That persistence came with a price, in fact several. After making “West Beirut,” his debut feature, in 1998, it took the director six years to make another feature, “Lila Says” (2004). It took another nine years to bring “The Attack” to the festival circuit and theatrical release.

He is beyond frustration. It’s more like “anguish” he says.

“Nine months after we submitted the original screenplay for ‘The Attack’ the studio that was involved pulled out,” Doueiri recounts. “I’ve been told that ‘you don’t write in a French way, you can’t make these multicultural films.’”

American studios might be willing to make multicultural films, but they aren’t interested in nuanced ones. “The Attack” provides no easy answers and few clear-cut heroes and villains. Amin’s friends are mostly Israeli Jews, and their reaction to the events runs the gamut.

The Lebanese film academy decided the film was “too Israeli” to be their nominee for the foreign-language Oscar.

The actual shooting was probably the easiest part of the process. The Israeli and Palestinian crew got along fine, as usual. “They deal with each other all the time,” Doueiri shrugs.

The biggest consciousness-raising took place inside the director’s head.

“The whole experience opened my eyes,” he says. “I was a child during the Lebanese civil war and I remember Israeli bombardments. So growing up, my view of Israel was completely negative. I’m not coming from a neutral place, but with time I’ve had to re-examine my thinking. Look, [as we worked on the film] you’re sitting with a guy in front of you, working with you, and he’s a nice guy. And Israel went way out on a limb for this film, and I appreciate that.

“The mystified idea I had of Israel — the demonization of Israel — it just wasn’t true,” Doueiri continues. “When I was filming, I realized that the Israelis I was working with were eager to end this conflict. They’re fully aware of the occupation. They’re also caught in a sensitive situation.”

The result for Doueiri was transformative.

“I was a bit calmer as the shoot went on,” he admits. “I started to actually enjoy this experience.”

The change undoubtedly benefitted the final product, he says.

“People on both sides of the conflict are eager to see something new,” Doueiri says. “On this subject opinion is so polarized. I hadn’t set out to do the same thing. Dramatically it’s much more interesting to be nuanced. It’s a relief not having to be didactic. An audience doesn’t want to see a slogan.”

On the other hand, he readily acknowledges that “I know I wasn’t going to please everyone.”

After the initial early shutdown of the film, Doueiri says, “I thought my career was over. I decided I just want to raise my daughter. My wife told me, ‘The hell with it.’”
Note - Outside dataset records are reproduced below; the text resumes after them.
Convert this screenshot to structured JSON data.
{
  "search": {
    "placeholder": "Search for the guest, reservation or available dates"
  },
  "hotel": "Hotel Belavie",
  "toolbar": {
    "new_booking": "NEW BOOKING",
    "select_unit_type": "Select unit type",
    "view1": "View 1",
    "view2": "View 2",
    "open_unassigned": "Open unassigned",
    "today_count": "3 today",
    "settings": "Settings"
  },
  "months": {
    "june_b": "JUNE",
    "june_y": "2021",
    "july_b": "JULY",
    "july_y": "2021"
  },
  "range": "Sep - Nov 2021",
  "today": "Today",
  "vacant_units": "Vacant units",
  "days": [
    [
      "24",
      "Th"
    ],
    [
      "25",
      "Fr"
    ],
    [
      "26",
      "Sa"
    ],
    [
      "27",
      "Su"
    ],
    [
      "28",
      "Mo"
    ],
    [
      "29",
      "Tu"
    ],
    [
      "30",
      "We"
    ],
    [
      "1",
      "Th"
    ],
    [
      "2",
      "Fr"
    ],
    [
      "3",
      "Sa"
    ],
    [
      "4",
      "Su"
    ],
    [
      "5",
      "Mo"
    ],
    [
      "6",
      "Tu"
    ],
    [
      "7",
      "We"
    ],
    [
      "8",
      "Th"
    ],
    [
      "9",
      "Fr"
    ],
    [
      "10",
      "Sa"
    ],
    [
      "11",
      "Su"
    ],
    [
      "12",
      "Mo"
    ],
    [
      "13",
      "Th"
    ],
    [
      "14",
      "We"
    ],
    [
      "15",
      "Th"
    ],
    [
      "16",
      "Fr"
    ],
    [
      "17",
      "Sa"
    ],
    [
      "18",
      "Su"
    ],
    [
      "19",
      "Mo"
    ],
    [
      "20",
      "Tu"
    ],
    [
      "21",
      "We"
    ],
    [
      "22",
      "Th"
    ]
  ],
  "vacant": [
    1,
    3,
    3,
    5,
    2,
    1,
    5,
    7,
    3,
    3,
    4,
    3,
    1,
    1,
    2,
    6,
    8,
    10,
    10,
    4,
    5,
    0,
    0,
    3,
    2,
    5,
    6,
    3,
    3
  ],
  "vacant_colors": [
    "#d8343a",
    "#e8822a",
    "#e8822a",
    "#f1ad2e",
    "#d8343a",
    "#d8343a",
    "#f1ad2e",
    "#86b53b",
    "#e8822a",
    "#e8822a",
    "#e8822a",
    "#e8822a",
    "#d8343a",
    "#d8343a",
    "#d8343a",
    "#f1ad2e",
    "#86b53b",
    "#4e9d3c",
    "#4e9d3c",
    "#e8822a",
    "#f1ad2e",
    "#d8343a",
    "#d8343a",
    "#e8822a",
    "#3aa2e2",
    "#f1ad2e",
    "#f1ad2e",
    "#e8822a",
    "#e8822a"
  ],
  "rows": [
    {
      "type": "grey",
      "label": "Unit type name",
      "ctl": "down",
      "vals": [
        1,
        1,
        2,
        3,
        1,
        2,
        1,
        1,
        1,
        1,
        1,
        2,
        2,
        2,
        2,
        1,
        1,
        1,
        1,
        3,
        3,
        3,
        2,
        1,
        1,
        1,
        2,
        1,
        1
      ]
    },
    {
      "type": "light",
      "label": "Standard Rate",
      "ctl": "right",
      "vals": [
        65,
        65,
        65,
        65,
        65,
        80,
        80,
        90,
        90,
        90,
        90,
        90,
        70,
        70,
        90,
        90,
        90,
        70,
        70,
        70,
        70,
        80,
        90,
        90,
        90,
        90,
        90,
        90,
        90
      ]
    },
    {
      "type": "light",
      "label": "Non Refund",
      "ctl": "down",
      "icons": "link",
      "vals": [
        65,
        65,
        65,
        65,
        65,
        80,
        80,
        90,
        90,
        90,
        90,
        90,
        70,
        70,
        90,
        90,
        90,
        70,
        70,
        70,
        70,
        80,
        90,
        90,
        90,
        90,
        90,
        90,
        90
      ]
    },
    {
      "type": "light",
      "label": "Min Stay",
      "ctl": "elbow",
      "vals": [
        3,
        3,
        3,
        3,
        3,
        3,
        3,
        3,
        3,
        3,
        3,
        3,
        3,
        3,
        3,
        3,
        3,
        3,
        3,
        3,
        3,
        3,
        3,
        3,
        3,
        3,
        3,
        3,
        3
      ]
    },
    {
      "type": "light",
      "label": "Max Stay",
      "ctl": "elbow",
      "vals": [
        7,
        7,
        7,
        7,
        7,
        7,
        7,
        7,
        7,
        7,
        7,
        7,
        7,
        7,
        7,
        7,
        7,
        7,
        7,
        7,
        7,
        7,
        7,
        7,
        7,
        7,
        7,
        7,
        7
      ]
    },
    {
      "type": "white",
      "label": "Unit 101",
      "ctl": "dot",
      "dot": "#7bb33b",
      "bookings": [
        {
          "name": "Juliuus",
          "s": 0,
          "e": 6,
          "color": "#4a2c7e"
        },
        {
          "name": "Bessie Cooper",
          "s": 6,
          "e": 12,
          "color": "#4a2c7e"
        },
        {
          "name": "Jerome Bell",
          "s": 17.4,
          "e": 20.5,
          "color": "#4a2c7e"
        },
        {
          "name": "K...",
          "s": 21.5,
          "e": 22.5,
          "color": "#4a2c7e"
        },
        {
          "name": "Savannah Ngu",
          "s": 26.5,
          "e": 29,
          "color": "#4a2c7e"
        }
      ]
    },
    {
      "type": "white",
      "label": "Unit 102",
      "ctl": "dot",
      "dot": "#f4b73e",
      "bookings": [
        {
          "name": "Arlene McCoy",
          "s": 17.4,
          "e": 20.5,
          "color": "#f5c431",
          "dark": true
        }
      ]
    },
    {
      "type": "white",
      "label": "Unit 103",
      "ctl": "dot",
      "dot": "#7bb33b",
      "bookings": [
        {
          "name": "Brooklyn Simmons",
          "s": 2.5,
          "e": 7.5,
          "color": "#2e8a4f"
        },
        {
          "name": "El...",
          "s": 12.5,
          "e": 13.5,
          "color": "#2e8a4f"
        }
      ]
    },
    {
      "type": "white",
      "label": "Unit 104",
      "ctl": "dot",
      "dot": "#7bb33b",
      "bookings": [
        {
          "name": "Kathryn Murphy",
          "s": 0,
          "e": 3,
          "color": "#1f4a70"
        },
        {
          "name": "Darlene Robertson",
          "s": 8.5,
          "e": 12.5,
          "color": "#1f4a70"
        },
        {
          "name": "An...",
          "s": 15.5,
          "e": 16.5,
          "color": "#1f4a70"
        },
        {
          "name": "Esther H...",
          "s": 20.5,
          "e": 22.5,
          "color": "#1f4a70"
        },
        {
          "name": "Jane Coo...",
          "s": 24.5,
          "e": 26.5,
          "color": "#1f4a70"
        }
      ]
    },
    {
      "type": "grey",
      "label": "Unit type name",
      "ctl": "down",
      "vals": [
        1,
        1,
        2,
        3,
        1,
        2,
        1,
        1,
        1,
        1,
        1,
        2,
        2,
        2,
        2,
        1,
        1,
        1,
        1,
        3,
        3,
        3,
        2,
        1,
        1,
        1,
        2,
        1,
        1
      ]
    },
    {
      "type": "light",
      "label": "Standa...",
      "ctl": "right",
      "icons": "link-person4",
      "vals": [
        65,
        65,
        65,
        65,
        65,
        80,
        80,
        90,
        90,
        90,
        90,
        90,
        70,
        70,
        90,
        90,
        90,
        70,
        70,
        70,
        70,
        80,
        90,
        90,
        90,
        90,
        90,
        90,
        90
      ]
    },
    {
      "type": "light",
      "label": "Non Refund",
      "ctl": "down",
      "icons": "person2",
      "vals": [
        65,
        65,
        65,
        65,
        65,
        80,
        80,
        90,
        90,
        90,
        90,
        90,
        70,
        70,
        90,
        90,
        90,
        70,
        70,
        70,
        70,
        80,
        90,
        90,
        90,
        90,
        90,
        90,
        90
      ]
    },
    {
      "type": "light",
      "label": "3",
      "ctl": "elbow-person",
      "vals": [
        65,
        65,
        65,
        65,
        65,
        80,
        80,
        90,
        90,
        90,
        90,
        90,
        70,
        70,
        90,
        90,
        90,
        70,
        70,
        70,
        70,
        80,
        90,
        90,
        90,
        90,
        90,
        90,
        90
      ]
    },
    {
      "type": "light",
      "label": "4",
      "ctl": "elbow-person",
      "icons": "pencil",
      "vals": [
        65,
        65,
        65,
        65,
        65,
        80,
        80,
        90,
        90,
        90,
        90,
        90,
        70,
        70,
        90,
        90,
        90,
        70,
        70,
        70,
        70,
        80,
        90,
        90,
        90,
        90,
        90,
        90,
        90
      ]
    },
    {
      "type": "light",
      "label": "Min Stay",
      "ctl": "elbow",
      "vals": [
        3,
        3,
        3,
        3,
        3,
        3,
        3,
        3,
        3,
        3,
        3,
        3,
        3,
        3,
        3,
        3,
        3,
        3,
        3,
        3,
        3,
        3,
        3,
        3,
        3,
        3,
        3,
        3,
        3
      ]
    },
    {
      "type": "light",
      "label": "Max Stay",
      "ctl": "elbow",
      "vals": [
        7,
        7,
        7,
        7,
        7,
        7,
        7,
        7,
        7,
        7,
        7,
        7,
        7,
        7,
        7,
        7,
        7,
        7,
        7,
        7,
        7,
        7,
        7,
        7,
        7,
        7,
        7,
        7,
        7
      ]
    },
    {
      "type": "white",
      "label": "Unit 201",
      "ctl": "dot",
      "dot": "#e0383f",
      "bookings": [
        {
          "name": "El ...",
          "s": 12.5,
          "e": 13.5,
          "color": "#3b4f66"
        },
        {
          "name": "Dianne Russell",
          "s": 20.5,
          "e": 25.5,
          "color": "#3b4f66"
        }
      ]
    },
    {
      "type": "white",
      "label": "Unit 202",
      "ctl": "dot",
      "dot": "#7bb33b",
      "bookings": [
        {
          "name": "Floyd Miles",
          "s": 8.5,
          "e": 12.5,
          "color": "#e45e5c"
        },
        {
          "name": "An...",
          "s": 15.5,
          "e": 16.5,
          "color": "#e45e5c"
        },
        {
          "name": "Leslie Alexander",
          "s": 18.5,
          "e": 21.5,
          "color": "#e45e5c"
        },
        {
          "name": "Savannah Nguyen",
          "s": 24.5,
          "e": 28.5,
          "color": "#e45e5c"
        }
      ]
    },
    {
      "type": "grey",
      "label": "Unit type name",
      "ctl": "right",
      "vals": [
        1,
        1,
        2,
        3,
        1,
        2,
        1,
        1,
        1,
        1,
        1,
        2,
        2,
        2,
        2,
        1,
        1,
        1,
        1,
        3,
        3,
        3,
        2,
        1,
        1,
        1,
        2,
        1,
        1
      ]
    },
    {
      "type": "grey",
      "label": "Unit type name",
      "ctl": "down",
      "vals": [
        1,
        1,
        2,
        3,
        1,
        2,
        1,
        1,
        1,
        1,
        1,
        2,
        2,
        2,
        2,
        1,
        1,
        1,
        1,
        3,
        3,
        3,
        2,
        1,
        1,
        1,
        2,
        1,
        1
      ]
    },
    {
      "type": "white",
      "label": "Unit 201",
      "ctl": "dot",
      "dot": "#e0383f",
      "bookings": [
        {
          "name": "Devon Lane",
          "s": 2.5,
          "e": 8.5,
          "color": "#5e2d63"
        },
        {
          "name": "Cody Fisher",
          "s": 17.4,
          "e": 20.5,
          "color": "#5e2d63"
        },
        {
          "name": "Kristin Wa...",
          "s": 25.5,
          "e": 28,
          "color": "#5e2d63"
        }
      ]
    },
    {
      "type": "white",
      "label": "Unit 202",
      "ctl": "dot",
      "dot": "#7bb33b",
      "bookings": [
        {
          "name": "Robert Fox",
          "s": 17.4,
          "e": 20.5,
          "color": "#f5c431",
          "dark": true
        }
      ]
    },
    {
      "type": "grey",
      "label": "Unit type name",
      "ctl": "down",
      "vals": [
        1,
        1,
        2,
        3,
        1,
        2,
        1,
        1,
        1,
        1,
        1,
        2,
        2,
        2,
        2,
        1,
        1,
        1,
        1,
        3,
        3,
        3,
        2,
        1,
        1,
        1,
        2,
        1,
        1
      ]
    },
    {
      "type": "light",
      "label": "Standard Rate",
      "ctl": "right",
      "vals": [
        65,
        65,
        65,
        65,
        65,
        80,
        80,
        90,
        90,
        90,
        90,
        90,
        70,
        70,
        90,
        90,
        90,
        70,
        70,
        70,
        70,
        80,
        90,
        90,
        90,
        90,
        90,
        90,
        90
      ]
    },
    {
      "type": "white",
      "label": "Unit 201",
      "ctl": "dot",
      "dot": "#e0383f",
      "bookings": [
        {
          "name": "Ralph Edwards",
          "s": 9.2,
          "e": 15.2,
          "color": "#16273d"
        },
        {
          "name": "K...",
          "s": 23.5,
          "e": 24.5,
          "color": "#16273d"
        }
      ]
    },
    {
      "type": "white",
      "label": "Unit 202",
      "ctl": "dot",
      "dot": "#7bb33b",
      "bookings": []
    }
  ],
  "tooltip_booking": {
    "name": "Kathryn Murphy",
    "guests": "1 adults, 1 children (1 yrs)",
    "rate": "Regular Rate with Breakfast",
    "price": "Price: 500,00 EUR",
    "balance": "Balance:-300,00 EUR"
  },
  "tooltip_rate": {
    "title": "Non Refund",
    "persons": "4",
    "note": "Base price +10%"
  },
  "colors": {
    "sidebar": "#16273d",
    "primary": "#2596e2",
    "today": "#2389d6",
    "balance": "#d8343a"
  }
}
But help came from unexpected sources — the Doha Film Institute and an Egyptian film company. Both subsequently removed their names from the film, but by then Doueiri had finished it.

“’The Attack’ was [terribly difficult] to make,” he says, shaking his head wearily. “We had a planned budget of $1.5 million, and it’s not like I have real estate and an investment portfolio. Hell, I was making more money as an assistant cameraman in Hollywood than I’ve made from the three features I’ve directed.”

Why did he keep at it? He laughs.

“I just love the job so much, it makes me feel it’s worth it,” he says. “We can’t afford a house, but it’s worth the struggle. I’d die to do this.”

“The Attack” directed by Ziad Doueiri, opens on Friday, June 2,1 at Angelika Film Center (Mercer and W. Houston Sts.) For information, call (212) 995-2570 or go to www.angelikafilmcenter.com. It’s also playing at the Beekman Theatre (1271 Second Ave.) For inforation, call (21) 585-4141, or go to www.beekmantheatre.com. On June 28, the film will begin playing at Cinema 1, 2 & 3 (Third Ave. and 50th St.). In addition, the film will have a special sneak preview on Wednesday, June 19, at 7:30 p.m. at the JCC in Manhattan (76th St. and Amsterdam Ave.).